“Kitchener-Waterloo has secured its place as a hotbed of innovation,” Minister Oliver told a crowd of Hub residents and guests. “The network you’ve created is helping to ensure that some of tomorrow’s greatest breakthroughs are made in Canada.”

Minister Oliver is on a tour of cities to talk about last week’s federal budget, which included measures to boost innovation, entrepreneurship and research, and streamline incentive programs for innovative companies.

“Canada continues to lag peer nations in terms of overall innovation performance, including with regard to private-sector investments in R and D and the commercialization of research, and to products and processes that create high-value jobs and economic growth,” he said. “Our government is taking steps to fix this problem.”

Communitech CEO Iain Klugman applauded the government’s initiatives to increase companies’ access to investment capital, and to improve the Industrial Research Assistance Program (IRAP) and Scientific Research and Experimental Development (SR&ED) program.

“Time and again, technology companies tell us that their key challenges are access to talent and access to capital; that’s why we were encouraged to see the emphasis placed on access-to-capital measures in last week’s federal budget,” Klugman said.

“Programs like IRAP and SR&ED are critical investments to the growth and success of technology companies,” he added.

After a tour of the Communitech Hub, Minister Oliver sat down for a brief interview in which he reiterated his praise for the Waterloo Region approach to commercializing innovation.

Q – What are your impressions of the Communitech Hub and our initiatives here?

A – I think it’s a very exciting place.

People with a lot of ideas and transformative technologies are getting the benefit of an environment where they can connect with other people who are going through the same process. As well, they can get exposed to some basic services that they’re all going to need, that they might not have had any exposure to before.

It spans quite an age range, but there are a lot of them who are quite young and they haven’t had exposure to marketing, necessarily; to the legal requirements, regulatory requirements, advertising.

So, I think it’s got to be a tremendously helpful environment to incubate ideas that could really be tremendously successful in the marketplace.

Also, this is a real centre of excellence here, and I think it’s important for the country to have them spread around.

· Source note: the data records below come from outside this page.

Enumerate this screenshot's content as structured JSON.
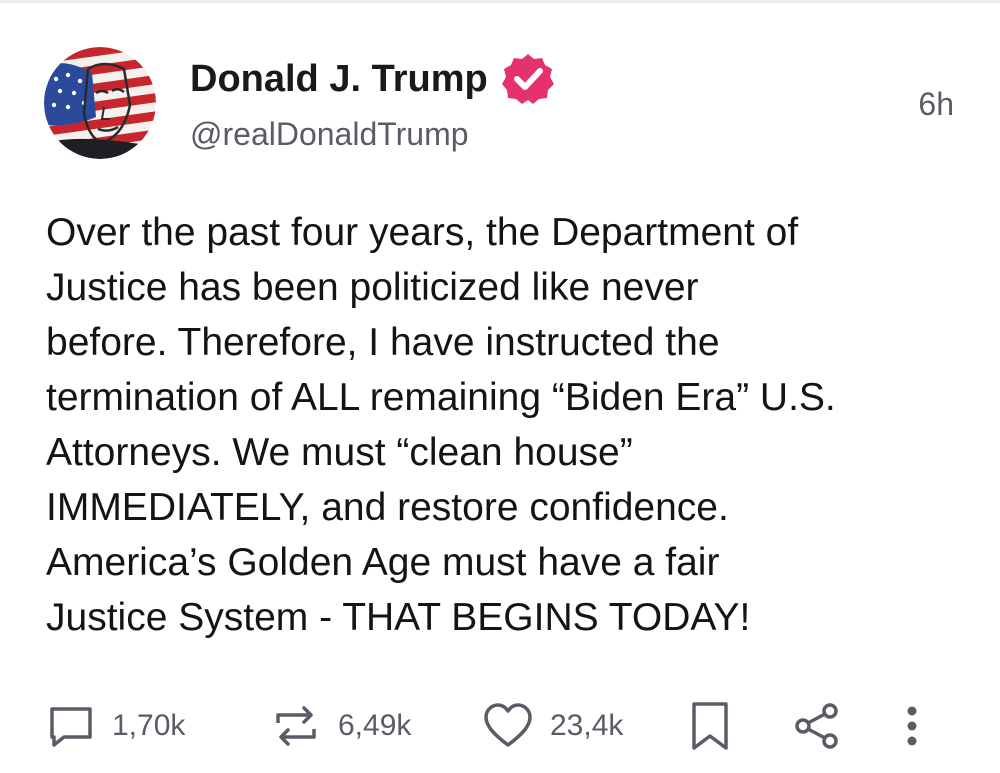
{
  "post": {
    "author": {
      "display_name": "Donald J. Trump",
      "handle": "@realDonaldTrump",
      "verified": true,
      "avatar_icon": "avatar-flag-portrait"
    },
    "timestamp": "6h",
    "text": "Over the past four years, the Department of\nJustice has been politicized like never\nbefore. Therefore, I have instructed the\ntermination of ALL remaining “Biden Era” U.S.\nAttorneys. We must “clean house”\nIMMEDIATELY, and restore confidence.\nAmerica’s Golden Age must have a fair\nJustice System - THAT BEGINS TODAY!",
    "actions": {
      "replies": {
        "icon": "reply-icon",
        "count": "1,70k"
      },
      "reposts": {
        "icon": "repost-icon",
        "count": "6,49k"
      },
      "likes": {
        "icon": "heart-icon",
        "count": "23,4k"
      },
      "bookmark": {
        "icon": "bookmark-icon"
      },
      "share": {
        "icon": "share-icon"
      },
      "more": {
        "icon": "more-icon"
      }
    }
  },
  "colors": {
    "verified_badge": "#e5326f",
    "text_primary": "#141414",
    "text_secondary": "#5b5b66",
    "icon": "#5b5b66"
  }
}
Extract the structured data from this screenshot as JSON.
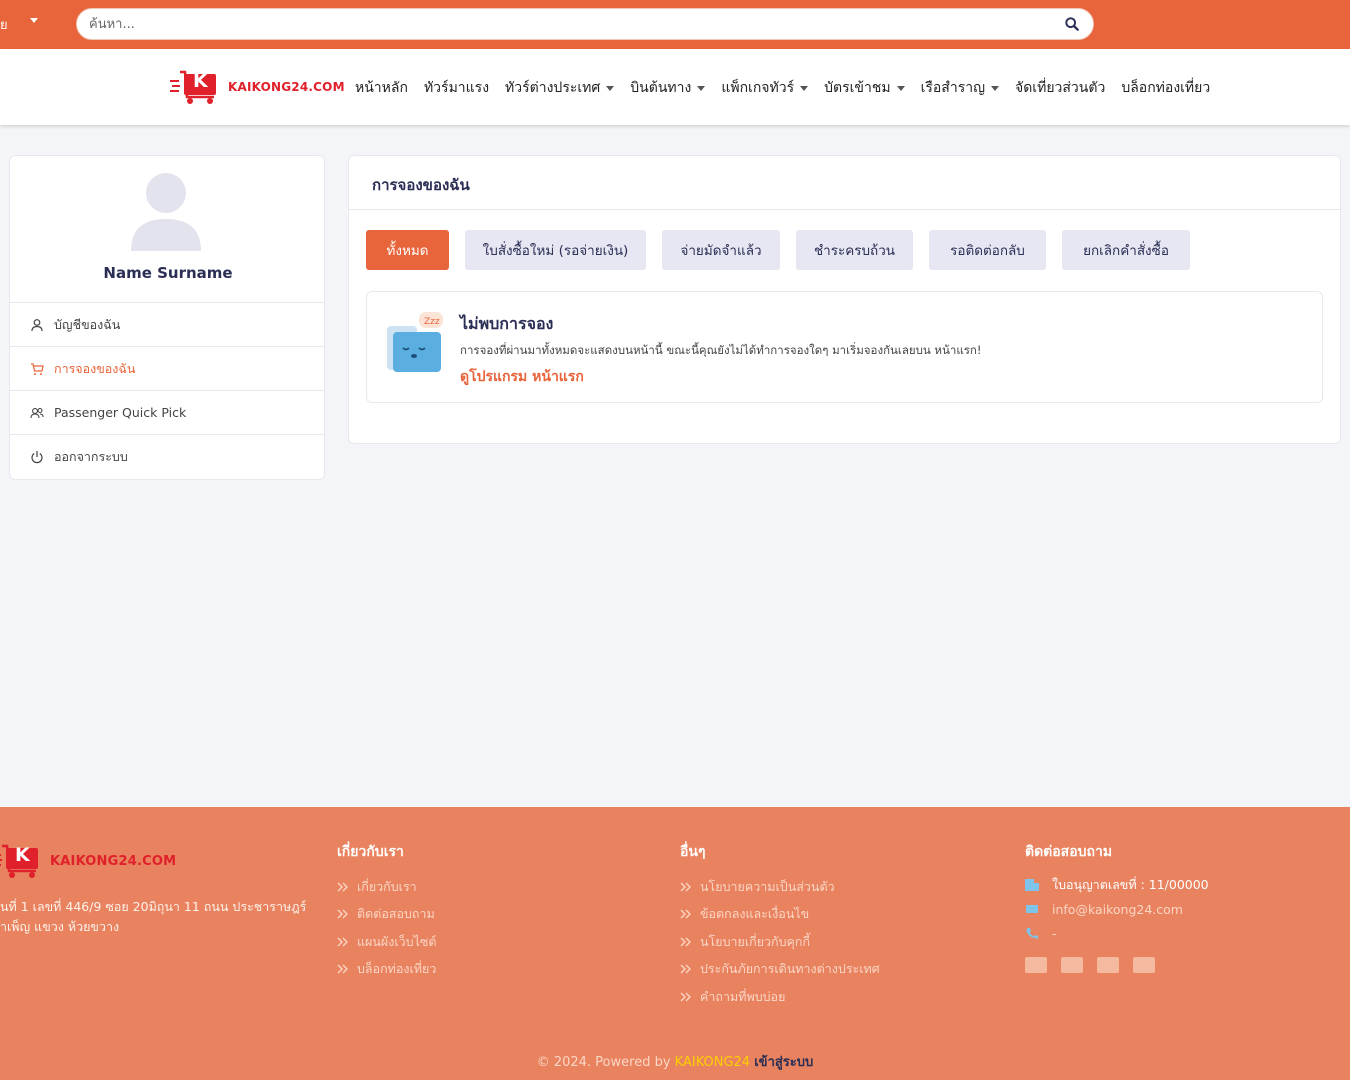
{
  "topbar": {
    "lang_label": "ย",
    "search_placeholder": "ค้นหา..."
  },
  "brand": {
    "logo_letter": "K",
    "name": "KAIKONG24.COM"
  },
  "nav": {
    "items": [
      {
        "label": "หน้าหลัก",
        "dropdown": false
      },
      {
        "label": "ทัวร์มาแรง",
        "dropdown": false
      },
      {
        "label": "ทัวร์ต่างประเทศ",
        "dropdown": true
      },
      {
        "label": "บินต้นทาง",
        "dropdown": true
      },
      {
        "label": "แพ็กเกจทัวร์",
        "dropdown": true
      },
      {
        "label": "บัตรเข้าชม",
        "dropdown": true
      },
      {
        "label": "เรือสำราญ",
        "dropdown": true
      },
      {
        "label": "จัดเที่ยวส่วนตัว",
        "dropdown": false
      },
      {
        "label": "บล็อกท่องเที่ยว",
        "dropdown": false
      }
    ]
  },
  "sidebar": {
    "user_name": "Name Surname",
    "items": [
      {
        "label": "บัญชีของฉัน",
        "icon": "user-icon",
        "active": false
      },
      {
        "label": "การจองของฉัน",
        "icon": "cart-icon",
        "active": true
      },
      {
        "label": "Passenger Quick Pick",
        "icon": "users-icon",
        "active": false
      },
      {
        "label": "ออกจากระบบ",
        "icon": "power-icon",
        "active": false
      }
    ]
  },
  "main": {
    "title": "การจองของฉัน",
    "tabs": [
      {
        "label": "ทั้งหมด",
        "active": true
      },
      {
        "label": "ใบสั่งซื้อใหม่ (รอจ่ายเงิน)",
        "active": false
      },
      {
        "label": "จ่ายมัดจำแล้ว",
        "active": false
      },
      {
        "label": "ชำระครบถ้วน",
        "active": false
      },
      {
        "label": "รอติดต่อกลับ",
        "active": false
      },
      {
        "label": "ยกเลิกคำสั่งซื้อ",
        "active": false
      }
    ],
    "empty": {
      "title": "ไม่พบการจอง",
      "description": "การจองที่ผ่านมาทั้งหมดจะแสดงบนหน้านี้ ขณะนี้คุณยังไม่ได้ทำการจองใดๆ มาเริ่มจองกันเลยบน หน้าแรก!",
      "link": "ดูโปรแกรม หน้าแรก",
      "zzz": "Zzz"
    }
  },
  "footer": {
    "address_line1": "นที่ 1 เลขที่ 446/9 ซอย 20มิถุนา 11 ถนน ประชาราษฎร์",
    "address_line2": "าเพ็ญ แขวง ห้วยขวาง",
    "about": {
      "heading": "เกี่ยวกับเรา",
      "links": [
        "เกี่ยวกับเรา",
        "ติดต่อสอบถาม",
        "แผนผังเว็บไซต์",
        "บล็อกท่องเที่ยว"
      ]
    },
    "others": {
      "heading": "อื่นๆ",
      "links": [
        "นโยบายความเป็นส่วนตัว",
        "ข้อตกลงและเงื่อนไข",
        "นโยบายเกี่ยวกับคุกกี้",
        "ประกันภัยการเดินทางต่างประเทศ",
        "คำถามที่พบบ่อย"
      ]
    },
    "contact": {
      "heading": "ติดต่อสอบถาม",
      "license": "ใบอนุญาตเลขที่ : 11/00000",
      "email": "info@kaikong24.com",
      "phone": "-"
    },
    "payment_icons": [
      "card-icon",
      "visa-icon",
      "mastercard-icon",
      "paypal-icon"
    ],
    "copyright_prefix": "© 2024. Powered by",
    "copyright_brand": "KAIKONG24",
    "login_label": "เข้าสู่ระบบ"
  },
  "colors": {
    "accent": "#e8643a",
    "footer_bg": "#e8825f",
    "navy": "#2b2e55",
    "tab_bg": "#e6e7f2"
  }
}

We don’t want everything to be focused in the big cities, and this area, Kitchener-Waterloo, has already proven itself.

It’s great that we’re able to help, and I think this is precisely what we should be doing.

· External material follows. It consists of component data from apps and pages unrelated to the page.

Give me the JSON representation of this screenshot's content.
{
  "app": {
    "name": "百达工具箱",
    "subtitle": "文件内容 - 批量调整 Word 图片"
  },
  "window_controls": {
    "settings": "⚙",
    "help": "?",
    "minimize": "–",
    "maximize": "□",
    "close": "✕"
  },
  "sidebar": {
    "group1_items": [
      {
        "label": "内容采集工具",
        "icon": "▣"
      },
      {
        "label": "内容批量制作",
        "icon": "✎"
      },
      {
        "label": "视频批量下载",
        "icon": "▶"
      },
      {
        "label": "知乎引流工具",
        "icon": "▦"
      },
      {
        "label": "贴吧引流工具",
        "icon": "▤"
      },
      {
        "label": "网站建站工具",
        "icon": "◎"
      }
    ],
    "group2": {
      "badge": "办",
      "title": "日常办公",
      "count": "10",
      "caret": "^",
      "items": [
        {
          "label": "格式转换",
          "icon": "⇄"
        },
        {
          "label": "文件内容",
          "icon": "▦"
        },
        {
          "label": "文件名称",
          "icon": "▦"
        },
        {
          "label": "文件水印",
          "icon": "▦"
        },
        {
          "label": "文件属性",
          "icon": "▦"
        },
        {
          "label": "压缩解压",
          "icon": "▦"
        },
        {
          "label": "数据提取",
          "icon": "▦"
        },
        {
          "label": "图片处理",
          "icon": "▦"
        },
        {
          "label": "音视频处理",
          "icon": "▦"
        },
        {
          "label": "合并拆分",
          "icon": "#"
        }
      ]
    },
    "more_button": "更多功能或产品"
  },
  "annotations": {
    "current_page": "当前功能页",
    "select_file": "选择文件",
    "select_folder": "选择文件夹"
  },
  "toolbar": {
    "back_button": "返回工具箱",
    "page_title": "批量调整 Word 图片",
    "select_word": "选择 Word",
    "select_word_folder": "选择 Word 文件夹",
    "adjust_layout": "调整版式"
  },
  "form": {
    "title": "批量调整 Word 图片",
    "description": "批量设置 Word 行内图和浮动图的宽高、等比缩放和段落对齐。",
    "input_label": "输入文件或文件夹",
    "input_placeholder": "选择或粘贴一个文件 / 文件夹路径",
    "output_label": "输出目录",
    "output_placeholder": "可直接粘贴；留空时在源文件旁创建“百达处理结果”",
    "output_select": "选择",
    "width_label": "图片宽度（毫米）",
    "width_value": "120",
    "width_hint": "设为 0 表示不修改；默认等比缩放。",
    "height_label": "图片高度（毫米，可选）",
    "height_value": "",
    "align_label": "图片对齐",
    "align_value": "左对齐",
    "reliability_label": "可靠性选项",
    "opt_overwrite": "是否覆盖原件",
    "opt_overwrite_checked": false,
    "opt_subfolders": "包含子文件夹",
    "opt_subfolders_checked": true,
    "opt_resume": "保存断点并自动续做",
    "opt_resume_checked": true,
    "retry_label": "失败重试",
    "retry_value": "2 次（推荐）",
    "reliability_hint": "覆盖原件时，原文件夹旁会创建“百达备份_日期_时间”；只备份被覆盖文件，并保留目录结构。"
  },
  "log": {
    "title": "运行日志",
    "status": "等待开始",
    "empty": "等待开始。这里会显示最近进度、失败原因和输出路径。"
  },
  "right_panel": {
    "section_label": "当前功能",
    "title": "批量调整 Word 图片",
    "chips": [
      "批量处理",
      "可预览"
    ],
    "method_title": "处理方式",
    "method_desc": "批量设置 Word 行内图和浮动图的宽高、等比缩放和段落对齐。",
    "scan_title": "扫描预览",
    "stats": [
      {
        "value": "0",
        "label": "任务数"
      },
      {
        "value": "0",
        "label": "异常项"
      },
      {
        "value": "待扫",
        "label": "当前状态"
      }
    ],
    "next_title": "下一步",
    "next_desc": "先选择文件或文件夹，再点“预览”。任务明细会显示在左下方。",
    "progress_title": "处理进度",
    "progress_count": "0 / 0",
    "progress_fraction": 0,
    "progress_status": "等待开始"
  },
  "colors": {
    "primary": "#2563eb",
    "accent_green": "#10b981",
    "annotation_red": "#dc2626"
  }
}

Ours is not to pick winners or losers, but we can play a role in creating the conditions that permit creativity to result in commercial reality.

That’s great for the country, it’s good for employment, it’s good for economic growth and it keeps some of the best of the best here in Canada.

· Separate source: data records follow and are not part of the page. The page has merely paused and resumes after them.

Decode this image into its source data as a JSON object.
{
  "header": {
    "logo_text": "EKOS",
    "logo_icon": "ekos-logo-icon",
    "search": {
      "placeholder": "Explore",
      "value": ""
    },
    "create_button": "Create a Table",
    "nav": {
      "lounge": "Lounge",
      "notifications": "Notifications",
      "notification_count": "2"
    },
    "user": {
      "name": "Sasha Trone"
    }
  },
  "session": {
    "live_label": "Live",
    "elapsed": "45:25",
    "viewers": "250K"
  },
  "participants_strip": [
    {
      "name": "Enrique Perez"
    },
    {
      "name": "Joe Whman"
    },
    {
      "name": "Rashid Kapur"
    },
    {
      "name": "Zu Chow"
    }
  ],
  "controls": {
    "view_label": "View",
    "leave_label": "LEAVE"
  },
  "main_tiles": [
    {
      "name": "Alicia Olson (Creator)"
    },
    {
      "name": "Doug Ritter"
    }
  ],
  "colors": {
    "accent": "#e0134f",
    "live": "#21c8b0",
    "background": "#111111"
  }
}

Q – What does the new federal budget say about the government’s commitment to fostering innovation in Canada?

A – I talked a bit in my speech about the dollars that we’re putting into science, technology, innovation, supporting venture capital formation. So, it’s sort of consistent with that approach of jobs and growth.

We’re taking a whole-of-government approach to this. My focus is on natural resources, so it’s a little bit removed, except that natural resources are, at the end of the day, a technological industry. It’s only going to grow and succeed and be competitive with continued technological innovation.

There are jobs here in Ontario that are critically dependent upon development of the oil sands and other oil-and-gas and mining sectors.

I don’t know how many of these smaller firms here are involved in that, but there are enormous opportunities, because when you look at the largest single industrial project in the world (the oil sands), it’s clear that there’s a huge potential for innovation in terms of reducing the carbon footprint, in terms of extracting more of the resources from the land, in terms of making it more efficient and economically viable.

That kind of innovation is constant; the use of less water or solvents for extractive processes and so on.

So from my focus, I see that opportunity here as well.

Q – How important is pure innovation to Canada’s economic prosperity going forward?

A – I think it’s crucial, because without it, our manufacturing sector is not going to do well.

We know that manufacturing employment has declined steadily for the last 30 or so years, and the overriding reason is the difficulty in competing with lower-cost emerging markets like China, India, Korea and so on.

What is the hope then for manufacturing in Canada? It has to be focused on high-quality, technological innovation related to businesses that we’re involved in or businesses where there is tremendous export potential, because we don’t have a market big enough in this country, generally.

If we’ve got to keep our competitive advantage, then technology’s the way to do it; otherwise we will be hewers of wood and drawers of water.

Q – If someone asks you later today what you learned during your visit to Waterloo Region and Communitech, what will you tell them?

A – What I’ll tell them is, there are a lot of very smart people here that not everybody in Toronto on Bay Street knows about, and they should come here and check it out, because there are going to be some breakthroughs and they should get in on the act.